Collected data entries
-------------------------
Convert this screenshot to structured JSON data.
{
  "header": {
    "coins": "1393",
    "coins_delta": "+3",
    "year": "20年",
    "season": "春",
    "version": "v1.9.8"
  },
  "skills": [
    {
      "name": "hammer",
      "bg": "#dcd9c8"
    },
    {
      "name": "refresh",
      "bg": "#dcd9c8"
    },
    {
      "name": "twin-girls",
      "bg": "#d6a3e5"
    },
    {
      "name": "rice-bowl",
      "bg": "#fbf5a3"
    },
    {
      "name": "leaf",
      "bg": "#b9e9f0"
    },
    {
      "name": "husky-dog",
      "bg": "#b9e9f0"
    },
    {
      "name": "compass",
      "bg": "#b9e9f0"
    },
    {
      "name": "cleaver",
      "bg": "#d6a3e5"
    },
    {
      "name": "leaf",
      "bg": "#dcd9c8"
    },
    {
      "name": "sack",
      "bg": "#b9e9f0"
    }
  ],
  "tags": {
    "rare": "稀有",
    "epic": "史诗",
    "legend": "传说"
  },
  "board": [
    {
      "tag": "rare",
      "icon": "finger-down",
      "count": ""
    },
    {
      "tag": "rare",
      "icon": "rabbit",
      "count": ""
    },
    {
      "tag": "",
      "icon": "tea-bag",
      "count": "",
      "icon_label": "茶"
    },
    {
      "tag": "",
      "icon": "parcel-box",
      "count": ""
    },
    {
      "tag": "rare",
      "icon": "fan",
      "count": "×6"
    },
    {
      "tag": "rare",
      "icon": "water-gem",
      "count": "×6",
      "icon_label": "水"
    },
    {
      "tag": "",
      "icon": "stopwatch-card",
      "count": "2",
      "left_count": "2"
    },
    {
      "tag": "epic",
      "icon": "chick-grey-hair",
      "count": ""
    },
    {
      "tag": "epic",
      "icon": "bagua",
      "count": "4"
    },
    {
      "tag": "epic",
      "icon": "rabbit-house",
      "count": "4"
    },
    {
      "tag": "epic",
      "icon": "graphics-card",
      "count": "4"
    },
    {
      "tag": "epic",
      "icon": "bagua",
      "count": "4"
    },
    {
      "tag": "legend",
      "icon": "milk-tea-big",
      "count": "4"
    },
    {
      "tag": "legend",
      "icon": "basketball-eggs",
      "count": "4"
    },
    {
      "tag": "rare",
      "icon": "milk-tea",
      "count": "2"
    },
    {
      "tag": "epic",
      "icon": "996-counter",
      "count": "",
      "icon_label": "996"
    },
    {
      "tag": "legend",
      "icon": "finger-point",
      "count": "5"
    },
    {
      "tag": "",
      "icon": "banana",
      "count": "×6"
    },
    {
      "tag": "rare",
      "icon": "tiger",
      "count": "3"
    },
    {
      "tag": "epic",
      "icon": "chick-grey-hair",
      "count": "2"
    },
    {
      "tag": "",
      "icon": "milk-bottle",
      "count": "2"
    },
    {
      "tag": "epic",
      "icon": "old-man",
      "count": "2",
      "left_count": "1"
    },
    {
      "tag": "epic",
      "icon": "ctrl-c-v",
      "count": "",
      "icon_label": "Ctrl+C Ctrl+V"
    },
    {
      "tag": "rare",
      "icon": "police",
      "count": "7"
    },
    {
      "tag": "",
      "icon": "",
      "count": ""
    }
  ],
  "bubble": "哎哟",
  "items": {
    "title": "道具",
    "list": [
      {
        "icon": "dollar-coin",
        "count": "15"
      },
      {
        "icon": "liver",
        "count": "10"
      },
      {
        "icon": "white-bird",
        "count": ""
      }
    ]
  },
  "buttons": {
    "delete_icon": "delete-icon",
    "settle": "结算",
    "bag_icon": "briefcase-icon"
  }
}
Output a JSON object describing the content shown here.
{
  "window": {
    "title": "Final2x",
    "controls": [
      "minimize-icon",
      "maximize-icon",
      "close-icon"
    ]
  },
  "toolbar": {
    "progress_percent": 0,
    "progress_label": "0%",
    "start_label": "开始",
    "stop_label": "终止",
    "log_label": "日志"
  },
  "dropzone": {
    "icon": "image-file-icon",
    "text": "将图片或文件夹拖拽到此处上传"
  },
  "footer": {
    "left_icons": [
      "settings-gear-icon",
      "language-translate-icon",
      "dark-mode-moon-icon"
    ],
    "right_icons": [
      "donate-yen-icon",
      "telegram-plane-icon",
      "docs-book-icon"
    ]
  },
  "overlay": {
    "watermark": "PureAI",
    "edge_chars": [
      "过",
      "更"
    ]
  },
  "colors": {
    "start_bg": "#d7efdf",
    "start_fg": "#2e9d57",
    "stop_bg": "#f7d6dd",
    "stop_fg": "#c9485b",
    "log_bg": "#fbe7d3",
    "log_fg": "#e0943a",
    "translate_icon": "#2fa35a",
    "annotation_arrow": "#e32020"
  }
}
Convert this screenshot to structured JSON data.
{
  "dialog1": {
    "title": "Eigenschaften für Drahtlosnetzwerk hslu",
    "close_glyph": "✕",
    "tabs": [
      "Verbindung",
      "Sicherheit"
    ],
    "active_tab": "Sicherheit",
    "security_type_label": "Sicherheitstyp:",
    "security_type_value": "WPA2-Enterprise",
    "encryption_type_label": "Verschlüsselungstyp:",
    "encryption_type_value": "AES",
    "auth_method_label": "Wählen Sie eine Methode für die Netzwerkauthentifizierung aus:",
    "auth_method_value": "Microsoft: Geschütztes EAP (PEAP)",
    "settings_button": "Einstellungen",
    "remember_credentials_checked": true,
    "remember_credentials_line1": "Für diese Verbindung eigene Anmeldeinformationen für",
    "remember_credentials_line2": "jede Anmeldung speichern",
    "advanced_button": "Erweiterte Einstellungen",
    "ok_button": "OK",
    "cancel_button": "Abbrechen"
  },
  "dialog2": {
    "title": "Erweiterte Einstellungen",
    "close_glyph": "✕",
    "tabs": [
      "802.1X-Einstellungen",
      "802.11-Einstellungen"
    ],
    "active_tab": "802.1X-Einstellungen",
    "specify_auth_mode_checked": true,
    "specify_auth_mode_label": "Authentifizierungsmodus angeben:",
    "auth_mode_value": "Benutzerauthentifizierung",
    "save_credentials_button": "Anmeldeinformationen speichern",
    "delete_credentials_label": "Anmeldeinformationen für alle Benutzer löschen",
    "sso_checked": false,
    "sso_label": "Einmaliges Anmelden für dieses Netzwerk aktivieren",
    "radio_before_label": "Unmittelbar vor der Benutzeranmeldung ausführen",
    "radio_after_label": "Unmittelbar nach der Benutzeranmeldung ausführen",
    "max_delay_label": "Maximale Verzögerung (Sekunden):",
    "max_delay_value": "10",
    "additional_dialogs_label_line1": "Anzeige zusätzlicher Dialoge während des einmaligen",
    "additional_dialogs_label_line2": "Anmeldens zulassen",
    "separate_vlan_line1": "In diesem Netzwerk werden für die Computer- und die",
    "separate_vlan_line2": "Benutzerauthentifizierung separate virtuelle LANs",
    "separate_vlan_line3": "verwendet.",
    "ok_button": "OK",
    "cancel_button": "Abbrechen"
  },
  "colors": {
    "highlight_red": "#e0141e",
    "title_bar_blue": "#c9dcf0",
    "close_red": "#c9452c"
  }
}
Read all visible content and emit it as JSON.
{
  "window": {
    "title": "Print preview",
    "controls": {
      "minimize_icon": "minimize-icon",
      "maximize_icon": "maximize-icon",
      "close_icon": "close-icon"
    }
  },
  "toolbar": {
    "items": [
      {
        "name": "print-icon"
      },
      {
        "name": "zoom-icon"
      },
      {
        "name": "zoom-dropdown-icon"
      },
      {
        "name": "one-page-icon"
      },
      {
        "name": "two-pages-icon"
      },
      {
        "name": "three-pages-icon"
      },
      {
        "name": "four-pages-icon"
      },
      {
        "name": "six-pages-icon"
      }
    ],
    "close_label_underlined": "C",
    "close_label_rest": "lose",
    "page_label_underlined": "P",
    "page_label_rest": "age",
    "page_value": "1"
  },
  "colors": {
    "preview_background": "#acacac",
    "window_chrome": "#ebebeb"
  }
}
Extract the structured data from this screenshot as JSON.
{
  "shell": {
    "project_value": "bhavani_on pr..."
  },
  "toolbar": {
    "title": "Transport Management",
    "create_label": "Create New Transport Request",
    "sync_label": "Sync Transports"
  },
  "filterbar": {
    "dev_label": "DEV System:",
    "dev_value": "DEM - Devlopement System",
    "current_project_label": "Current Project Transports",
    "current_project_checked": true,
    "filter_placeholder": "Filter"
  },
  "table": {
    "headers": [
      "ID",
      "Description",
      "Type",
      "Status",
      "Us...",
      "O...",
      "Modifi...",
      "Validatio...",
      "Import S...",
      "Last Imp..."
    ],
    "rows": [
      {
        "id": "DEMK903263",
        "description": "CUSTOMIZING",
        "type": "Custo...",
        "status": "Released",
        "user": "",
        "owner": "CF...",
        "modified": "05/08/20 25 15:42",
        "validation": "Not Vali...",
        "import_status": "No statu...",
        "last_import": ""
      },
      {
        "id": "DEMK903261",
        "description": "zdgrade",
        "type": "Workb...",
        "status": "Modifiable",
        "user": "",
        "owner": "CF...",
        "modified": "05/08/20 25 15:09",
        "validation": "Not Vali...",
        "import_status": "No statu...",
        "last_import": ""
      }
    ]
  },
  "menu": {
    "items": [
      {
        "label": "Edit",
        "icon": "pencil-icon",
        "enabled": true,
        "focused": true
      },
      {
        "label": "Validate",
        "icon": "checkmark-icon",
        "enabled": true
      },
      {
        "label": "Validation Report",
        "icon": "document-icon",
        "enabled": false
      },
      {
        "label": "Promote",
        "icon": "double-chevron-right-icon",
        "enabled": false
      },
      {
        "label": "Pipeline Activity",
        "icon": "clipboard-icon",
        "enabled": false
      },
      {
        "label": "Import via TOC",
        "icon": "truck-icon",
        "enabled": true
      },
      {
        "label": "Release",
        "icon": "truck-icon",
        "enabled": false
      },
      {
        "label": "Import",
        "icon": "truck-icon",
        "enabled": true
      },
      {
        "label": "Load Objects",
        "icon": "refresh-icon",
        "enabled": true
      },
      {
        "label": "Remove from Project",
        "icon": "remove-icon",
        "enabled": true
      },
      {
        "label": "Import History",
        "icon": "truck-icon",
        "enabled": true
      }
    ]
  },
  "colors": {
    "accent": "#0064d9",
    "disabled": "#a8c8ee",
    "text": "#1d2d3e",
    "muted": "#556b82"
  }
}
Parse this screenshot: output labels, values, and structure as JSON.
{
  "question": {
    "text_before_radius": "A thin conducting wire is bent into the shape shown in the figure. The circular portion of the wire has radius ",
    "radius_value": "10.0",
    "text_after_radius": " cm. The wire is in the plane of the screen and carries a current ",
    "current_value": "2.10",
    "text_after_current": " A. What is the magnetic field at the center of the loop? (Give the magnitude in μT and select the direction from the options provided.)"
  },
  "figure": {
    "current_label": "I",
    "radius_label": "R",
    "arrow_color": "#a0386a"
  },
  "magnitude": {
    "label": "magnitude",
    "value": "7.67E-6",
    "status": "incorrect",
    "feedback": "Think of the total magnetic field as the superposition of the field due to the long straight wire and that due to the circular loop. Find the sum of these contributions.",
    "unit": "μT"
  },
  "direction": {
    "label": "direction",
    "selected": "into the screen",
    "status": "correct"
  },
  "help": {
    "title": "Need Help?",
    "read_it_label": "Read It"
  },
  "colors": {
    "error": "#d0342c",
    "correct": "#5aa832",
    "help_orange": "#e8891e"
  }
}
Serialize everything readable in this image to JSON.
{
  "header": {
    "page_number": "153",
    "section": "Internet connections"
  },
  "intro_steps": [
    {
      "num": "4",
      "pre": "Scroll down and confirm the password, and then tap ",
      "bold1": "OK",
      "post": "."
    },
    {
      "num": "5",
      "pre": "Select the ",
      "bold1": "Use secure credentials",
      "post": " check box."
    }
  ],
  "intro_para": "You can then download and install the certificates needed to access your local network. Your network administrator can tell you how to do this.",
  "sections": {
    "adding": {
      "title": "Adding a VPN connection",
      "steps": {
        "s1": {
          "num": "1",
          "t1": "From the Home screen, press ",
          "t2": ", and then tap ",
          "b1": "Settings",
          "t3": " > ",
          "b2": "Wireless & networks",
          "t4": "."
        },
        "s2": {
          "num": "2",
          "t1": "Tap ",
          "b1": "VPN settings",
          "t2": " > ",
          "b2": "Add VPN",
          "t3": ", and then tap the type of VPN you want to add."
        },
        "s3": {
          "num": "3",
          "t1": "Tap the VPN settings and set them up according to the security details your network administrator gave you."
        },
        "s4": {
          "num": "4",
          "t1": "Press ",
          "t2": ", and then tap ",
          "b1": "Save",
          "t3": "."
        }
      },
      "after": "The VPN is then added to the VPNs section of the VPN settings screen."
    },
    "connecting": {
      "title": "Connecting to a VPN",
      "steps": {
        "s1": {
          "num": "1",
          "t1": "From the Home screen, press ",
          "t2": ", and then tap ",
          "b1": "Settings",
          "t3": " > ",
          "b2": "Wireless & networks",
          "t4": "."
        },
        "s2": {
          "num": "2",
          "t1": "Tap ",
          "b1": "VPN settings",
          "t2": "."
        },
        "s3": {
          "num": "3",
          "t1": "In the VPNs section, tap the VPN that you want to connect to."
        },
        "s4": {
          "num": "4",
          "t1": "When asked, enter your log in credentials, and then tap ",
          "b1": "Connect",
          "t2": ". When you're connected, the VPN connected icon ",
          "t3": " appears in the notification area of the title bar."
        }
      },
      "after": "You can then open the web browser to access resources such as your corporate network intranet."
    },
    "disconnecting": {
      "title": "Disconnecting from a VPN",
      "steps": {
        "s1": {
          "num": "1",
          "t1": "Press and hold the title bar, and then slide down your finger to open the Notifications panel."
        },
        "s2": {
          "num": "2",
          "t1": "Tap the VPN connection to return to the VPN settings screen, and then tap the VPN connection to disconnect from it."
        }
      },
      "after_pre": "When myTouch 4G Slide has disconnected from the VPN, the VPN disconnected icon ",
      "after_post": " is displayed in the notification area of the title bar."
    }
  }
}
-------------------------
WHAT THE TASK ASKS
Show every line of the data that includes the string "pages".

TASK OUTPUT
        "name": "two-pages-icon"
        "name": "three-pages-icon"
        "name": "four-pages-icon"
        "name": "six-pages-icon"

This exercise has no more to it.